using hashtags such as #NoToNATO. Redfish, however, continues sharing posts on Twitter and Facebook.
The underlying danger
While Anissa Naouai’s decision to terminate Maffick’s service agreement with RT seems like a decent and brave decision, it still remains quite convenient that she decided to cooperate with an open Russia state-controlled media organization and only stopped the agreement after the full-scale war began. Furthermore, Maffick’s final post, while condemning the war, seems disingenuous, because it still finds room to repeat the same tropes that the Kremlin uses in its propaganda – the “evil West” are pretending to promote democracy and freedom while destroying less developed countries and are conspiring with Ukraine to shell the civilians of Donbass.
Maffick and Redfish constantly repeat Russian talking points in their posts – condemning NATO’s Eastern expansion and labeling it as a form of imperialism, claiming that the “prominence of Nazis” in Ukraine without any context or further explanation, and giving criticism of American foreign policy a central role, while not talking about Russian imperialism or the crimes committed by the Soviet Union.
And yet, such posts are part of an otherwise progressive feed of ideas. They are posted alongside tributes to influential and important left-leaning civil rights activists such as Martin Luther King, thoughtful posts about how the oppressive policies of European empires have impacted their former vassal states, and so on. This, I would say, is the reason why accounts like these pose a danger to our collective thinking – the owners of Maffick and Ruptly and their Kremlin partners are aware of the fact that many young people (especially those from the Gen-Z) who are active social media users and are in touch with current political affairs, tend to take a left-leaning stance and be more critical of the West.

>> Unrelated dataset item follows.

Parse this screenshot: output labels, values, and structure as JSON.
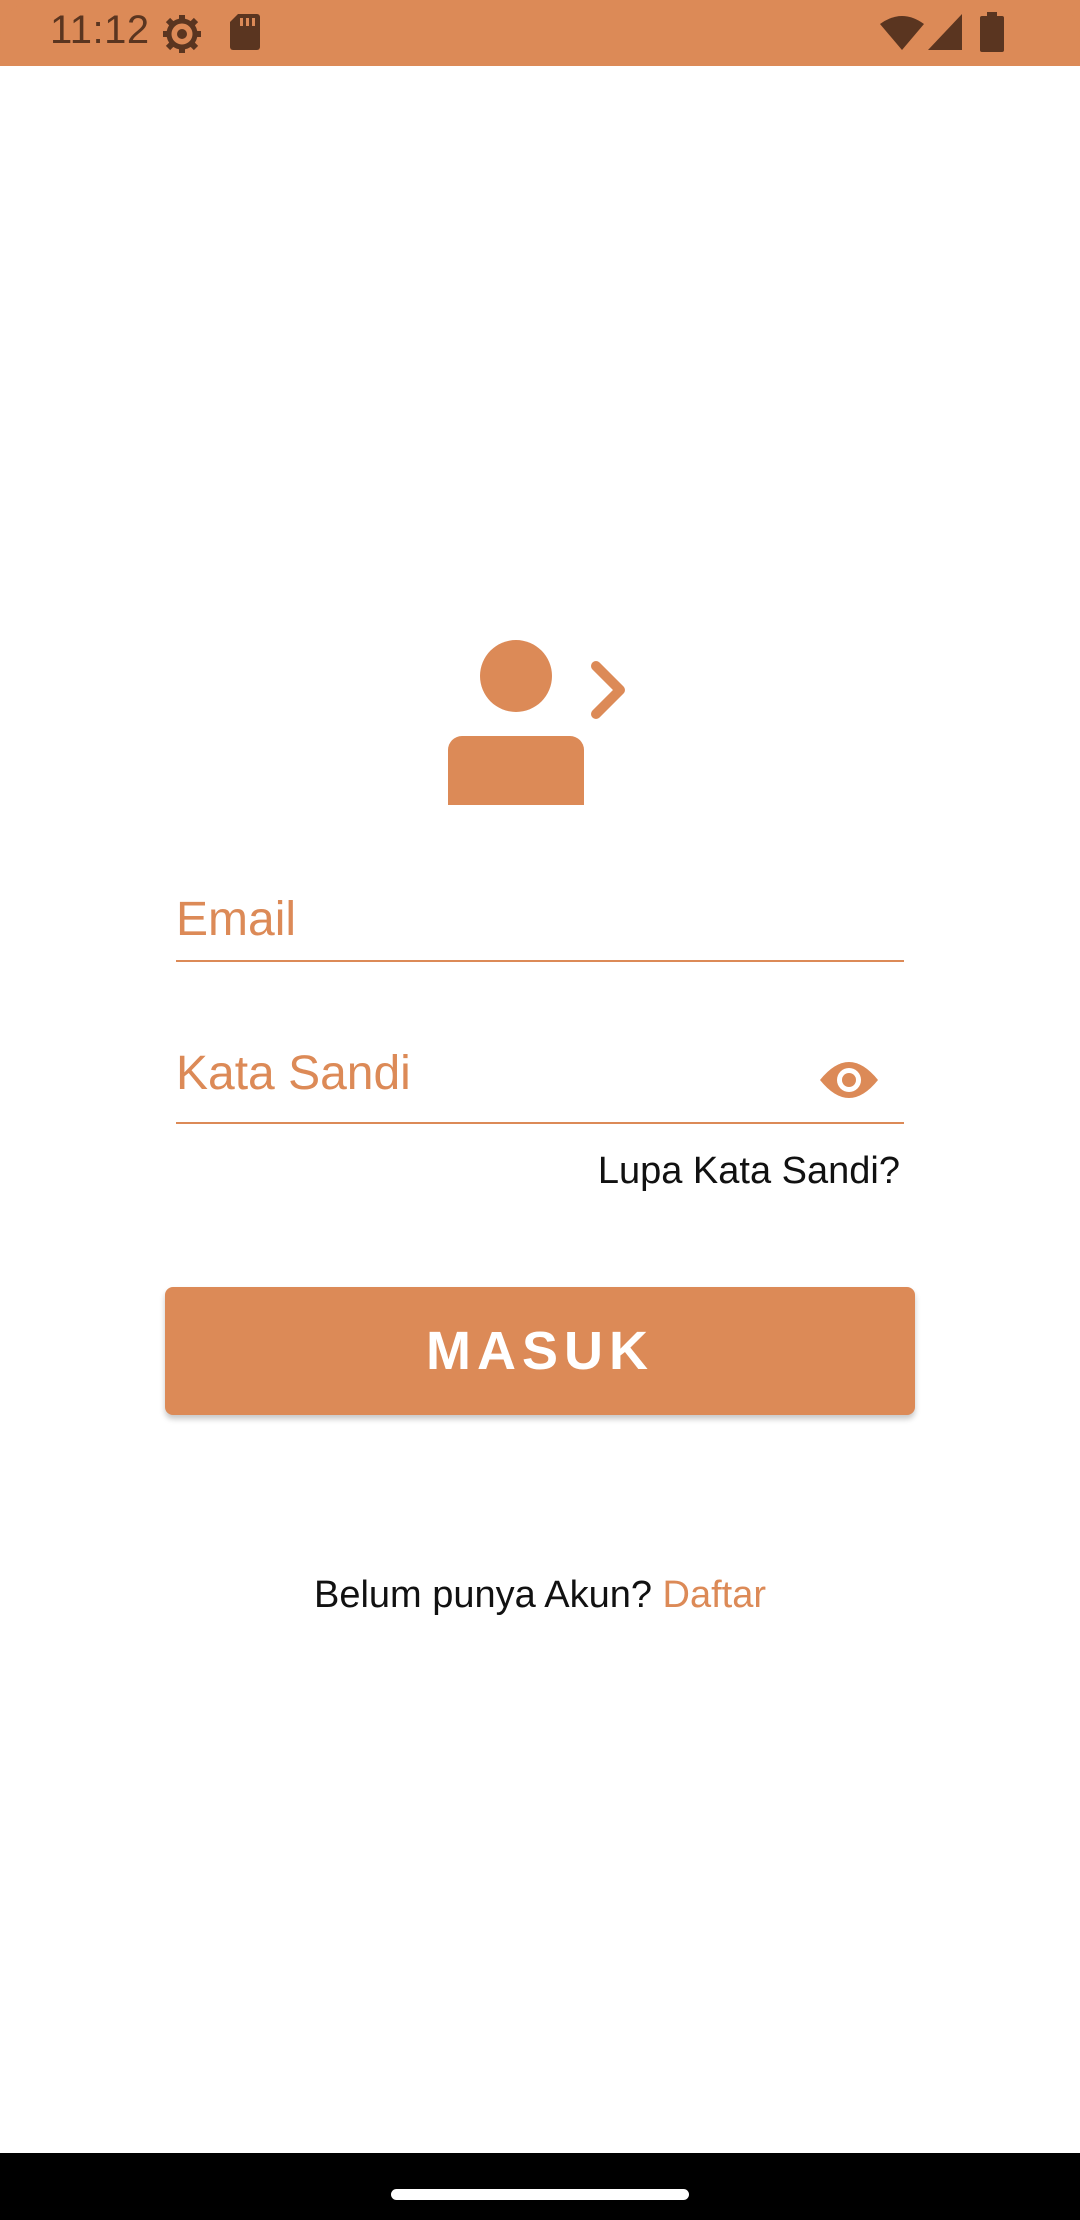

Therefore, it is apparent that their tactic is to secretly and quietly integrate Russian-state propaganda points in a series of otherwise very progressive posts, so that their Kremlin supervisors are satisfied and the followers of their pages think that these dramatically different sets of ideas share the same values. And, given the substantial following that Redfish and Maffick have, it’s fair to say that their tactic has worked.
Now, of course, both of these pages are now labeled “Russian state-affiliated media” on all social media platforms, but who knows how many intelligent young people have consciously or unconsciously dismissed Russian war crimes and imperialism due to these posts? Therefore, don’t forget – always check your sources!
By: Paul Siksnis
Photography: Tom d’Arby